Instructions to follow | Without any omission, reproduce the records that follow.
******************************
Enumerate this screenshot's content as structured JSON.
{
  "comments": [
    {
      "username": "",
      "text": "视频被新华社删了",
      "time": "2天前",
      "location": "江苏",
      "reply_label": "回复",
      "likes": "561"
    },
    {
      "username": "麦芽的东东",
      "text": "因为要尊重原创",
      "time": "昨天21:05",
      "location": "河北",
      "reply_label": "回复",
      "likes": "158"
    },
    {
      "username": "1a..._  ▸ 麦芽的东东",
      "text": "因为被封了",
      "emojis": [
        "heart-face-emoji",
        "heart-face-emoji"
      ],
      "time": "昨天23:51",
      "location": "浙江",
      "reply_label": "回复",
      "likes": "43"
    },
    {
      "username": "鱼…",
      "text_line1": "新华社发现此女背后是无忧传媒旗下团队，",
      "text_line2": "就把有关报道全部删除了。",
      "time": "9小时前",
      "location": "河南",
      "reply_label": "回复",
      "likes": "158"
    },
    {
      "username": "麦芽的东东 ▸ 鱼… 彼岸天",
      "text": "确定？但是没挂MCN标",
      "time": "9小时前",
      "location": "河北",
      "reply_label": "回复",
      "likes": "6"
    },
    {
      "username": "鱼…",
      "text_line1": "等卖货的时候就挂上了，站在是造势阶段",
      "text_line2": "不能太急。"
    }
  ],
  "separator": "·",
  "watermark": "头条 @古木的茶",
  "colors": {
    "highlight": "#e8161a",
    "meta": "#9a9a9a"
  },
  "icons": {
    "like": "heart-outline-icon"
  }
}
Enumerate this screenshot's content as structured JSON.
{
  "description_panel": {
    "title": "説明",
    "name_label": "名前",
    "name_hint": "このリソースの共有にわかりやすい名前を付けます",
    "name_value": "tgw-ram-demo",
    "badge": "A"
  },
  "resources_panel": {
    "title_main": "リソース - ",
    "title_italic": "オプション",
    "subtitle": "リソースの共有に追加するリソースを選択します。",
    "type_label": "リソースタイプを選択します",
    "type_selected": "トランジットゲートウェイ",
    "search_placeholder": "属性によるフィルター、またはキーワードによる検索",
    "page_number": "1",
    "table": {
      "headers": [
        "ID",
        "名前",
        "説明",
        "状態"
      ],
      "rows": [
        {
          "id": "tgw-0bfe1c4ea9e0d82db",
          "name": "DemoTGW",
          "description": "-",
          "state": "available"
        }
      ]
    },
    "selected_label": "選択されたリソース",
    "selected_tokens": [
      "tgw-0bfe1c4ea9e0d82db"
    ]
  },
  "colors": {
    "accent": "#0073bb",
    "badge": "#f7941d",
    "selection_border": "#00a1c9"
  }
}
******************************
Response below |
Enumerate this screenshot's content as structured JSON.
{
  "comments": [
    {
      "username": "",
      "text": "视频被新华社删了",
      "time": "2天前",
      "location": "江苏",
      "reply_label": "回复",
      "likes": "561"
    },
    {
      "username": "麦芽的东东",
      "text": "因为要尊重原创",
      "time": "昨天21:05",
      "location": "河北",
      "reply_label": "回复",
      "likes": "158"
    },
    {
      "username": "1a..._  ▸ 麦芽的东东",
      "text": "因为被封了",
      "emojis": [
        "heart-face-emoji",
        "heart-face-emoji"
      ],
      "time": "昨天23:51",
      "location": "浙江",
      "reply_label": "回复",
      "likes": "43"
    },
    {
      "username": "鱼…",
      "text_line1": "新华社发现此女背后是无忧传媒旗下团队，",
      "text_line2": "就把有关报道全部删除了。",
      "time": "9小时前",
      "location": "河南",
      "reply_label": "回复",
      "likes": "158"
    },
    {
      "username": "麦芽的东东 ▸ 鱼… 彼岸天",
      "text": "确定？但是没挂MCN标",
      "time": "9小时前",
      "location": "河北",
      "reply_label": "回复",
      "likes": "6"
    },
    {
      "username": "鱼…",
      "text_line1": "等卖货的时候就挂上了，站在是造势阶段",
      "text_line2": "不能太急。"
    }
  ],
  "separator": "·",
  "watermark": "头条 @古木的茶",
  "colors": {
    "highlight": "#e8161a",
    "meta": "#9a9a9a"
  },
  "icons": {
    "like": "heart-outline-icon"
  }
}
Enumerate this screenshot's content as structured JSON.
{
  "description_panel": {
    "title": "説明",
    "name_label": "名前",
    "name_hint": "このリソースの共有にわかりやすい名前を付けます",
    "name_value": "tgw-ram-demo",
    "badge": "A"
  },
  "resources_panel": {
    "title_main": "リソース - ",
    "title_italic": "オプション",
    "subtitle": "リソースの共有に追加するリソースを選択します。",
    "type_label": "リソースタイプを選択します",
    "type_selected": "トランジットゲートウェイ",
    "search_placeholder": "属性によるフィルター、またはキーワードによる検索",
    "page_number": "1",
    "table": {
      "headers": [
        "ID",
        "名前",
        "説明",
        "状態"
      ],
      "rows": [
        {
          "id": "tgw-0bfe1c4ea9e0d82db",
          "name": "DemoTGW",
          "description": "-",
          "state": "available"
        }
      ]
    },
    "selected_label": "選択されたリソース",
    "selected_tokens": [
      "tgw-0bfe1c4ea9e0d82db"
    ]
  },
  "colors": {
    "accent": "#0073bb",
    "badge": "#f7941d",
    "selection_border": "#00a1c9"
  }
}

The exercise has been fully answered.